Want Video & Pictures Of Your Baby's Ultrasound? Bring a DVD!
I must admit it seems like a strange thing to do, but I promise there is certainly a reason behind the odd request. I have been told by many of my “more seasoned” friends and colleagues, that when they had kids, sonograms were only preformed if there was a problem with the baby and it wasn’t common practice to receive actual photos of the baby to be like we do now. Times have certainly changed!
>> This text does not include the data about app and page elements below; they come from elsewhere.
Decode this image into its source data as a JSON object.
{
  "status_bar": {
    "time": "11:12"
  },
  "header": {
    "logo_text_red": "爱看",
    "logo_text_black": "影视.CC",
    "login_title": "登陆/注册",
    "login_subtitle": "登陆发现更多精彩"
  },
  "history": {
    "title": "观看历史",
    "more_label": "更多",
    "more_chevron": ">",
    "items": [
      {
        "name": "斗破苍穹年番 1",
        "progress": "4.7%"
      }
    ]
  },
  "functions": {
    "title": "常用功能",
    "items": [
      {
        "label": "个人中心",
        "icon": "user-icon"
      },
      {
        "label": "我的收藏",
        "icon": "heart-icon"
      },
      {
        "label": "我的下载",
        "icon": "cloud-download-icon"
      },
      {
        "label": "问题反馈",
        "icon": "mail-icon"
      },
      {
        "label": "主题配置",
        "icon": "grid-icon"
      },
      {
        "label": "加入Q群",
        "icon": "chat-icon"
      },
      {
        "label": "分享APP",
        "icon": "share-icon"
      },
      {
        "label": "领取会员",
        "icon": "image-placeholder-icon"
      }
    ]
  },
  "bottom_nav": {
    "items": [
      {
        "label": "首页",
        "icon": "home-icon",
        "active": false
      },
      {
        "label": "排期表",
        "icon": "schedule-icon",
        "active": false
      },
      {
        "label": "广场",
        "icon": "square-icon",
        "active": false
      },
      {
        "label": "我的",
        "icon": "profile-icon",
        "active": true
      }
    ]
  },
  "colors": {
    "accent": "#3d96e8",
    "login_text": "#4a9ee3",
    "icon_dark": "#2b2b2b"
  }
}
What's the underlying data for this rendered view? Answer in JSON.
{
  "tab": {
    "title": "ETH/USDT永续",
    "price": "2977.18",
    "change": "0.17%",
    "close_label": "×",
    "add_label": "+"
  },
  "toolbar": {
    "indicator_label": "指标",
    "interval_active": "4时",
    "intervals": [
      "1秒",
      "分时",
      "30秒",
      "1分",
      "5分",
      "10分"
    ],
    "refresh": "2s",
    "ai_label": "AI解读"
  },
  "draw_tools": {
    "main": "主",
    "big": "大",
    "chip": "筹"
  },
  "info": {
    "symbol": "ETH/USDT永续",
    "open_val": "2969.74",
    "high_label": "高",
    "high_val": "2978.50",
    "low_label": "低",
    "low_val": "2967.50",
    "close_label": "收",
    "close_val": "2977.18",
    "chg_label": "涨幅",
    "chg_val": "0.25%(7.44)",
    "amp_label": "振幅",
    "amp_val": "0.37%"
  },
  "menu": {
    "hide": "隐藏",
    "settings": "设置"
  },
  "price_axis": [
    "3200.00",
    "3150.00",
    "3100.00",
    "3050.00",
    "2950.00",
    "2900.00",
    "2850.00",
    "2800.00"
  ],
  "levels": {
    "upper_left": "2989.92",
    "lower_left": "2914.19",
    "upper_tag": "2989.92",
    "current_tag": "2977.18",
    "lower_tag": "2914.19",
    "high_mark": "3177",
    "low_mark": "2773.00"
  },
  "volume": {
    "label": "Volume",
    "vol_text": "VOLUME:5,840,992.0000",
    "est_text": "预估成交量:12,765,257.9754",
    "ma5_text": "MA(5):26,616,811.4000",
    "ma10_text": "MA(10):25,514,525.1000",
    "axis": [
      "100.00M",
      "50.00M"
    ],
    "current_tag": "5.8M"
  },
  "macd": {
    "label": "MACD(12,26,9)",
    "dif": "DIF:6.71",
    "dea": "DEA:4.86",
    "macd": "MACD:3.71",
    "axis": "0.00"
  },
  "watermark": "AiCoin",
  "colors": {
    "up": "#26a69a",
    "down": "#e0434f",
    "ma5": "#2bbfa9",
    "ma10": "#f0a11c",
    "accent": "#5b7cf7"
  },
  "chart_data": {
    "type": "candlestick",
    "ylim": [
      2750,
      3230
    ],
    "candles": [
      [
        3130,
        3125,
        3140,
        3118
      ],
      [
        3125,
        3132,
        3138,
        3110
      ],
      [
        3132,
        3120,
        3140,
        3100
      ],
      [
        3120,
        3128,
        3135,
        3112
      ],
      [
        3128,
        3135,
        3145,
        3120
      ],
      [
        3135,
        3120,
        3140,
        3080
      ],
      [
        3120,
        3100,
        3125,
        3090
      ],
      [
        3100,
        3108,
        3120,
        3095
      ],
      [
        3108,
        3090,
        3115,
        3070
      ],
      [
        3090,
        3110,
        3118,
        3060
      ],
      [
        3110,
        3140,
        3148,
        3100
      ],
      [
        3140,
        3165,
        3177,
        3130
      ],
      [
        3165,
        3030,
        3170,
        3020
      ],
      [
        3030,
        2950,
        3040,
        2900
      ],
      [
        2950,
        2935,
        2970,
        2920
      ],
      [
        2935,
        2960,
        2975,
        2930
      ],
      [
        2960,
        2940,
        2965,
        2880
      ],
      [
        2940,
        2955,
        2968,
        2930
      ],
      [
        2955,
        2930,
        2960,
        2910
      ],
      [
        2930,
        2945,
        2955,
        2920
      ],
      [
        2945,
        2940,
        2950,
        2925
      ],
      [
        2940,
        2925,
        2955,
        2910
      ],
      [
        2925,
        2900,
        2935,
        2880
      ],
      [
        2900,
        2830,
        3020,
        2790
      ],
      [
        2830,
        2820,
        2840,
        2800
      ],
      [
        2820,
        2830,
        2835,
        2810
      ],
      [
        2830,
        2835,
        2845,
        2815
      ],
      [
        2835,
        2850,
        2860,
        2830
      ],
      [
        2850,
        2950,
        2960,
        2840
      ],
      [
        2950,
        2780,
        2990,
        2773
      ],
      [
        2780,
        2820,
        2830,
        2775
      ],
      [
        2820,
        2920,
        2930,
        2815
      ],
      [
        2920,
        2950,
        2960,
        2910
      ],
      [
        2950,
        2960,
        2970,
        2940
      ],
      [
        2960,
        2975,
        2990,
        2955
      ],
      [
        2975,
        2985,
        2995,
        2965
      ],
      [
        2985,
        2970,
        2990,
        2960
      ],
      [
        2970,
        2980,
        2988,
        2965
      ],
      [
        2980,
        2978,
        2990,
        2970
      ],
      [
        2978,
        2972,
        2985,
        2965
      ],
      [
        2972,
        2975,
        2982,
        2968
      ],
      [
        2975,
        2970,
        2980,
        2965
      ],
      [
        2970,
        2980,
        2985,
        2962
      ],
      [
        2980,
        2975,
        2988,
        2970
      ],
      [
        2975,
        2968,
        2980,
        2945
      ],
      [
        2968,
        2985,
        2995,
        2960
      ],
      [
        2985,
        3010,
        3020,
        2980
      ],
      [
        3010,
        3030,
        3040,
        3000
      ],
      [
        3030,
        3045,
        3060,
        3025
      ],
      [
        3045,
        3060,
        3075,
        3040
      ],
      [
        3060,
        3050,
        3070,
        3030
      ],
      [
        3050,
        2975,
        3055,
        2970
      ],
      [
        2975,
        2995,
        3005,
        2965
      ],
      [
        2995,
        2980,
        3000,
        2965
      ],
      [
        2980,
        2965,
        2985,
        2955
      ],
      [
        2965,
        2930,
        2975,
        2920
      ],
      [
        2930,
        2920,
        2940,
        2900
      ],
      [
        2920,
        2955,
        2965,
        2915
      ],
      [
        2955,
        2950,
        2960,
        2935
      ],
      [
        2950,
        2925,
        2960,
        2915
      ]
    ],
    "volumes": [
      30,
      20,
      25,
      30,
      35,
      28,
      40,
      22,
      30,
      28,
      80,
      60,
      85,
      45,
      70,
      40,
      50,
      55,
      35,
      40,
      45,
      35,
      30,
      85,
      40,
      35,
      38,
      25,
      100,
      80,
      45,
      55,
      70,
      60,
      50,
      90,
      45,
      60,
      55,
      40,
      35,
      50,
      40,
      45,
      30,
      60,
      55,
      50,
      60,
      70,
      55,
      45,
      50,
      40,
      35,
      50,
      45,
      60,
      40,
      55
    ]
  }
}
A few years ago, some folks were asked to bring in a VHS tape and they would simply record the video from the sonogram machine that was going into the TV for viewing. It’s a bit more involved now.. Many of the sonogram machines are basically computers running specialized software that allows the sonographer to take not only digital snapshots, but videos of your unborn child. Depending on the facility, they may actually put that data somewhere on a hospital server for your doctor to download, or in most cases they will simply put it on a DVD and send it over to your doctor’s office for evaluation and to add to your medical records.
If your facility does not do this, you can ask the technician if you can whip out your cellphone and take a few snapshots of the screen, but be sure to ask first. Not only is it polite, but many locations have rules against camera phones due to patient privacy issues. Don’t just whip out your iPhone and FaceTime your buddies while your Mrs. is getting the procedure done..
I was shocked to actually hear the specialist ask my wife if she brought a DVD with her so we could receive a copy as well. Unfortunately we didn’t and man was I super bummed. I asked if they had any extras that I could purchase, and although I’m sure there was a massive stockpile somewhere in the hospital that would even impress Bill Gates, I was politely told that they are unable to provide them to patients. I suppose that is understandable.. I was told that if I were to bring back a DVD+RW, they would actually provide a copy of the images and videos at no cost.
So after the appointment, the Mrs. and I immediately went to the big box store across the street, and wouldn’t you know it, they were all sold out of the smaller packs of DVD+RWs. Apparently a few other families had the same exact issue. I bought somewhere around a 10 pack or so, and quickly dashed back across the street so I would have our first real set of baby photos. By that time, they had already moved on to other patients, and were unable to make a copy for us that day, but we were advised that we could pick it up in a few days.
Believe it or not, it was actually ready for pickup when we were told and we’re delighted to have a few images to share with friends and family. Since I had a 10 pack of the DVD+RWs, I actually gave the remainder of the stock to the staff in case any other expectant fathers didn’t know to bring one. So either they went to helping other families avoid the issue all together, or the employees are busily making bootleg copies of Avatar, who knows. The point is to call ahead and see what type of digital media they use in their machines. DVD+R, -R, +RW, -RW, you don’t want to show up with the wrong type of disc, and you certainly want to leave with the pictures in hand. And if you have to get a multi pack, save a few for yourself in the event multiple sonograms are preformed, but get some karma points and donate a few to the hospital or Dr.’s office if you can.
Did your technician wake up on the wrong side of the bed? Do they not want to provide anything to you at all for a souvenir? As you may or may not know, you technically have a right to a copy of your medical records. The catch is though, they don’t have to provide them to you right on the spot. This includes all images and videos that have been taken. So that means that you can officially request a copy of the records, but it can be a bit of a pain to go through the Dr.’s or Hospital’s Medical Records Department. Depending on the office they are usually available within 72 hours. There may also be an expense.. Oh and one major hurdle, they aren’t technically your records.. They belong to your baby’s mother, so she would technically have to request them.